### Exercise:
Could you filter the material and copy every line where the word "JSON" occurs?

### Stored data:
════════════════════
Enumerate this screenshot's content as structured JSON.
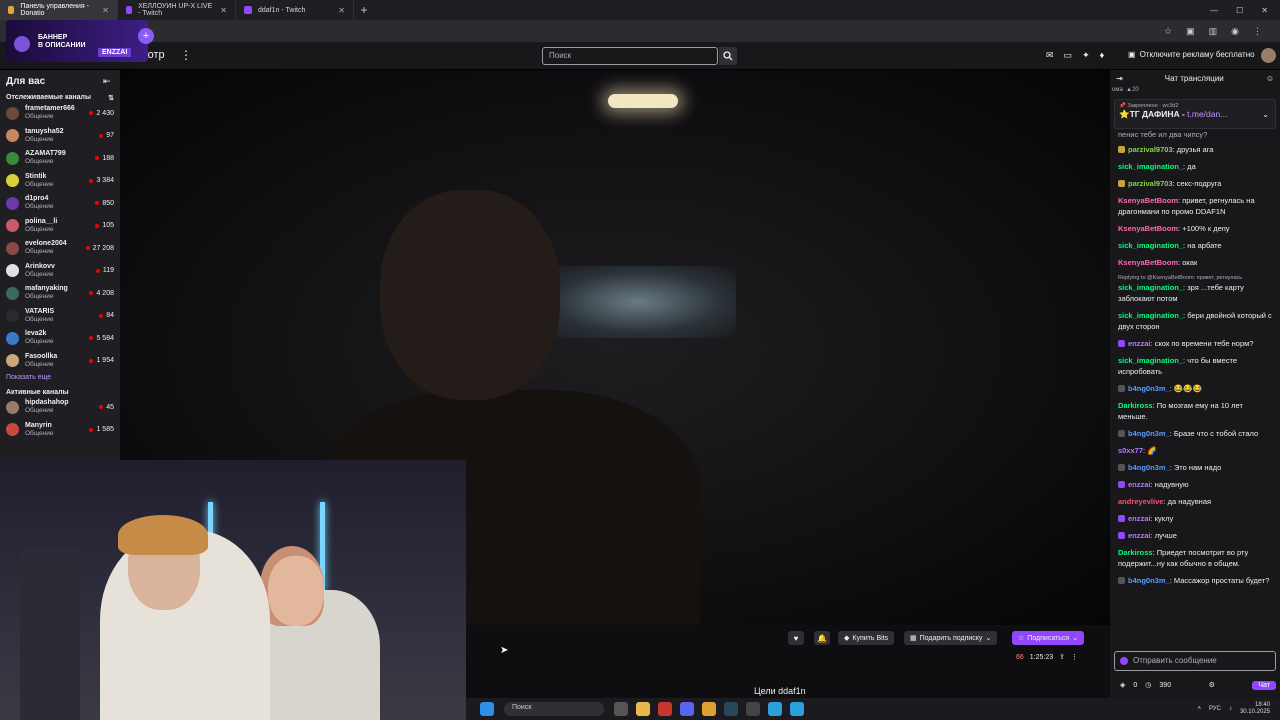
{
  "browser": {
    "tabs": [
      {
        "label": "Панель управления - Donatio",
        "color": "#e6a33a",
        "active": true
      },
      {
        "label": "ХЕЛЛОУИН UP-X LIVE - Twitch",
        "color": "#9147ff",
        "active": false
      },
      {
        "label": "ddaf1n - Twitch",
        "color": "#9147ff",
        "active": false
      }
    ],
    "new_tab": "+"
  },
  "banner": {
    "line1": "БАННЕР",
    "line2": "В ОПИСАНИИ",
    "tag": "ENZZAI"
  },
  "topnav": {
    "browse": "мотр",
    "search_placeholder": "Поиск",
    "adfree": "Отключите рекламу бесплатно"
  },
  "sidebar": {
    "title": "Для вас",
    "followed_title": "Отслеживаемые каналы",
    "followed": [
      {
        "name": "frametamer666",
        "game": "Общение",
        "viewers": "2 430",
        "color": "#6b4a3a"
      },
      {
        "name": "tanuysha52",
        "game": "Общение",
        "viewers": "97",
        "color": "#c8865a"
      },
      {
        "name": "AZAMAT799",
        "game": "Общение",
        "viewers": "188",
        "color": "#3a8a3a"
      },
      {
        "name": "Stintik",
        "game": "Общение",
        "viewers": "3 384",
        "color": "#d8d23a"
      },
      {
        "name": "d1pro4",
        "game": "Общение",
        "viewers": "850",
        "color": "#6a3aa8"
      },
      {
        "name": "polina__li",
        "game": "Общение",
        "viewers": "105",
        "color": "#c85a6a"
      },
      {
        "name": "evelone2004",
        "game": "Общение",
        "viewers": "27 208",
        "color": "#8a4a4a"
      },
      {
        "name": "Arinkovv",
        "game": "Общение",
        "viewers": "119",
        "color": "#e0e0e0"
      },
      {
        "name": "mafanyaking",
        "game": "Общение",
        "viewers": "4 208",
        "color": "#3a6a5a"
      },
      {
        "name": "VATARIS",
        "game": "Общение",
        "viewers": "84",
        "color": "#2a2a2a"
      },
      {
        "name": "leva2k",
        "game": "Общение",
        "viewers": "5 584",
        "color": "#3a7ac8"
      },
      {
        "name": "Fasoollka",
        "game": "Общение",
        "viewers": "1 954",
        "color": "#c8a87a"
      }
    ],
    "show_more": "Показать еще",
    "active_title": "Активные каналы",
    "active": [
      {
        "name": "hipdashahop",
        "game": "Общение",
        "viewers": "45",
        "color": "#9a7a6a"
      },
      {
        "name": "Manyrin",
        "game": "Общение",
        "viewers": "1 585",
        "color": "#c84a3a"
      }
    ]
  },
  "player": {
    "buy_bits": "Купить Bits",
    "gift_sub": "Подарить подписку",
    "subscribe": "Подписаться",
    "viewers": "66",
    "uptime": "1:25:23",
    "goals": "Цели ddaf1n"
  },
  "chat": {
    "title": "Чат трансляции",
    "sub_label": "ома",
    "sub_count": "20",
    "pinned_label": "Закреплено",
    "pinned_by": "wc3d2",
    "pinned_text": "ТГ ДАФИНА - ",
    "pinned_link": "t.me/dan...",
    "top_fragment": "пенис тебе ил два чипсу?",
    "messages": [
      {
        "user": "parzival9703",
        "color": "#8bd24a",
        "text": "друзья ага",
        "badge": "#c8a23a"
      },
      {
        "user": "sick_imagination_",
        "color": "#00ff7f",
        "text": "да",
        "badge": ""
      },
      {
        "user": "parzival9703",
        "color": "#8bd24a",
        "text": "секс-подруга",
        "badge": "#c8a23a"
      },
      {
        "user": "KsenyaBetBoom",
        "color": "#ff69b4",
        "text": "привет, регнулась на драгонмани по промо DDAF1N",
        "badge": ""
      },
      {
        "user": "KsenyaBetBoom",
        "color": "#ff69b4",
        "text": "+100% к депу",
        "badge": ""
      },
      {
        "user": "sick_imagination_",
        "color": "#00ff7f",
        "text": "на арбате",
        "badge": ""
      },
      {
        "user": "KsenyaBetBoom",
        "color": "#ff69b4",
        "text": "окак",
        "badge": ""
      },
      {
        "reply": "Replying to @KsenyaBetBoom: привет, регнулась",
        "user": "sick_imagination_",
        "color": "#00ff7f",
        "text": "зря ...тебе карту заблокают потом",
        "badge": ""
      },
      {
        "user": "sick_imagination_",
        "color": "#00ff7f",
        "text": "бери двойной который с двух сторон",
        "badge": ""
      },
      {
        "user": "enzzai",
        "color": "#b07cff",
        "text": "скок по времени тебе норм?",
        "badge": "#9147ff"
      },
      {
        "user": "sick_imagination_",
        "color": "#00ff7f",
        "text": "что бы вместе испробовать",
        "badge": ""
      },
      {
        "user": "b4ng0n3m_",
        "color": "#5a9bff",
        "text": "😂😂😂",
        "badge": "#555"
      },
      {
        "user": "Darkiross",
        "color": "#00ff7f",
        "text": "По мозгам ему на 10 лет меньше.",
        "badge": ""
      },
      {
        "user": "b4ng0n3m_",
        "color": "#5a9bff",
        "text": "Бразе что с тобой стало",
        "badge": "#555"
      },
      {
        "user": "s0xx77",
        "color": "#b07cff",
        "text": "🌈",
        "badge": ""
      },
      {
        "user": "b4ng0n3m_",
        "color": "#5a9bff",
        "text": "Это нам надо",
        "badge": "#555"
      },
      {
        "user": "enzzai",
        "color": "#b07cff",
        "text": "надувную",
        "badge": "#9147ff"
      },
      {
        "user": "andreyevlive",
        "color": "#ff4f6e",
        "text": "да надувная",
        "badge": ""
      },
      {
        "user": "enzzai",
        "color": "#b07cff",
        "text": "куклу",
        "badge": "#9147ff"
      },
      {
        "user": "enzzai",
        "color": "#b07cff",
        "text": "лучше",
        "badge": "#9147ff"
      },
      {
        "user": "Darkiross",
        "color": "#00ff7f",
        "text": "Приедет посмотрит во рту подержит...ну как обычно в общем.",
        "badge": ""
      },
      {
        "user": "b4ng0n3m_",
        "color": "#5a9bff",
        "text": "Массажор простаты будет?",
        "badge": "#555"
      }
    ],
    "input_placeholder": "Отправить сообщение",
    "points": "0",
    "points2": "390",
    "chat_button": "Чат"
  },
  "taskbar": {
    "search": "Поиск",
    "lang": "РУС",
    "time": "18:40",
    "date": "30.10.2025"
  }
}
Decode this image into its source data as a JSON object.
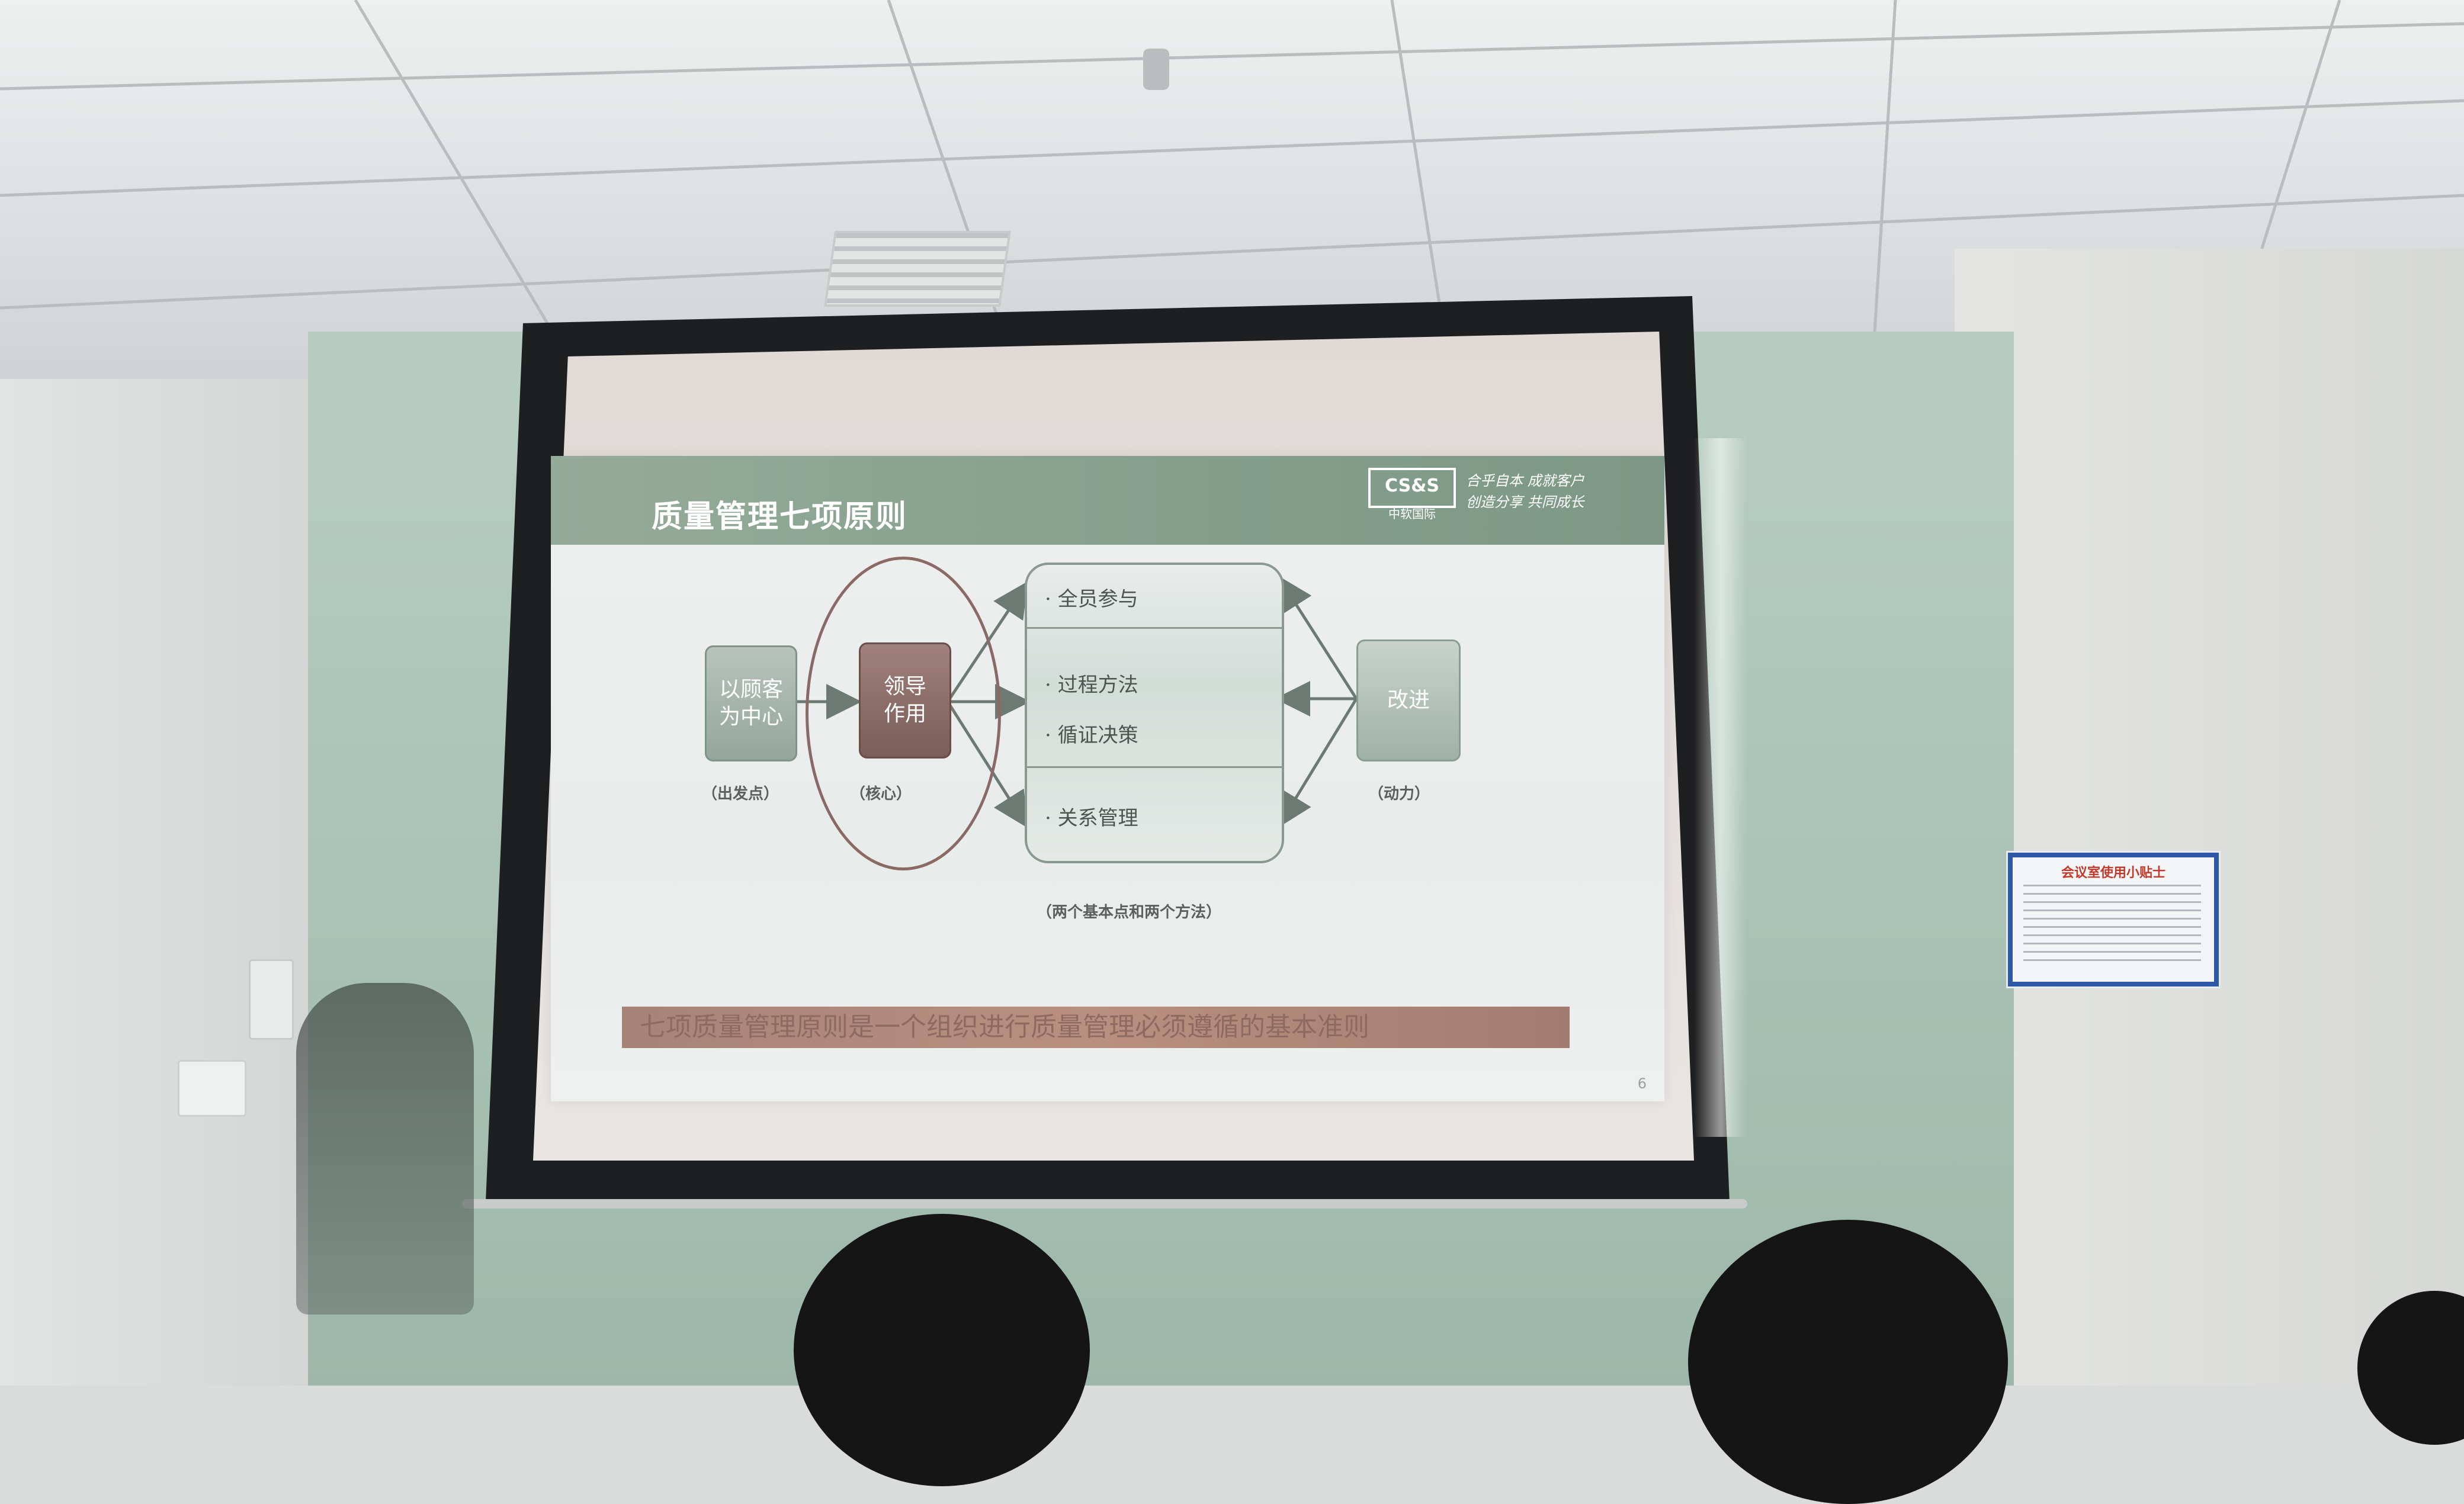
{
  "slide": {
    "title": "质量管理七项原则",
    "logo": {
      "box_text": "CS&S",
      "sub_text": "中软国际",
      "slogan_line1": "合乎自本 成就客户",
      "slogan_line2": "创造分享 共同成长"
    },
    "diagram": {
      "box_customer": "以顾客\n为中心",
      "box_leader": "领导\n作用",
      "box_improve": "改进",
      "panel_items": [
        "· 全员参与",
        "· 过程方法",
        "· 循证决策",
        "· 关系管理"
      ],
      "captions": {
        "start": "（出发点）",
        "core": "（核心）",
        "drive": "（动力）",
        "bottom": "（两个基本点和两个方法）"
      }
    },
    "bottom_bar": "七项质量管理原则是一个组织进行质量管理必须遵循的基本准则",
    "page_number": "6"
  },
  "poster": {
    "title": "会议室使用小贴士"
  },
  "colors": {
    "slide_header": "#839f8c",
    "leader_box": "#7b5d58",
    "poster_border": "#2c58a6"
  }
}
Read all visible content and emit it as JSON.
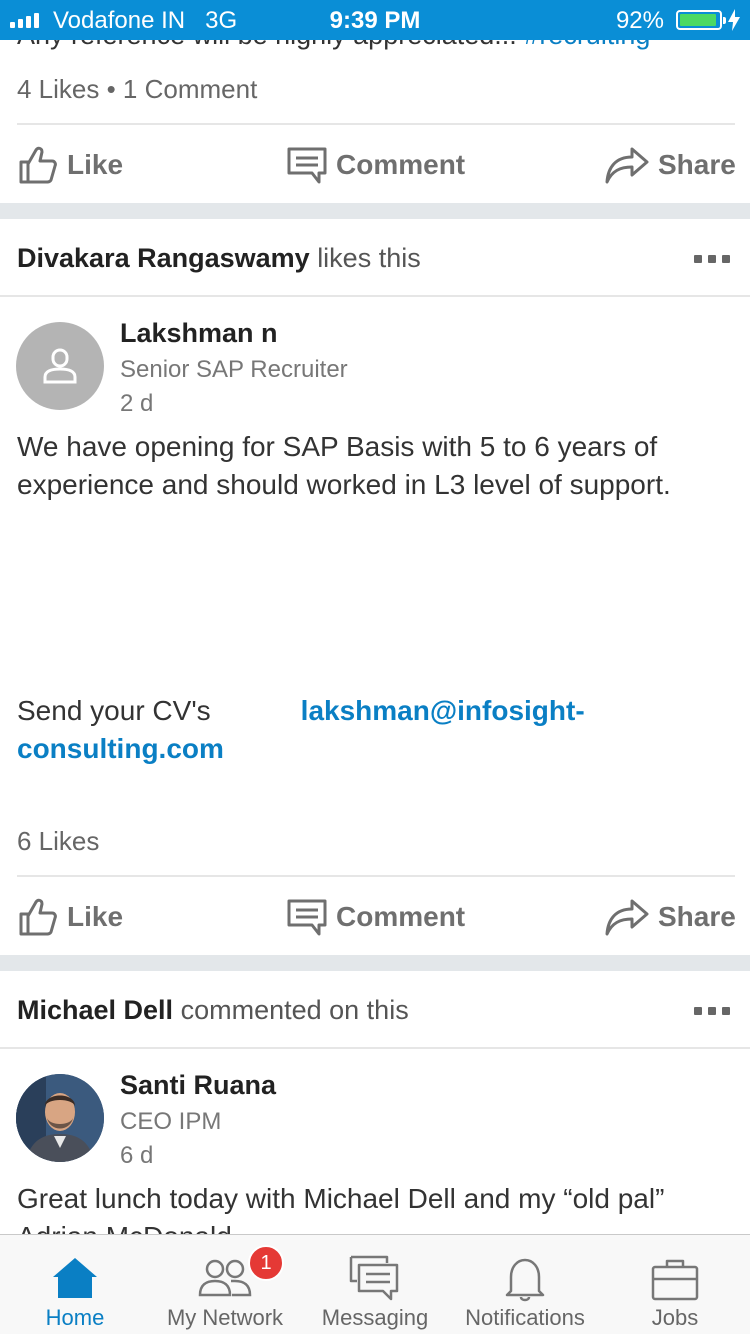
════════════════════
### Solution:
Enumerate this screenshot's content as structured JSON.
Decode this image into its source data as a JSON object.
Read all visible content and emit it as JSON.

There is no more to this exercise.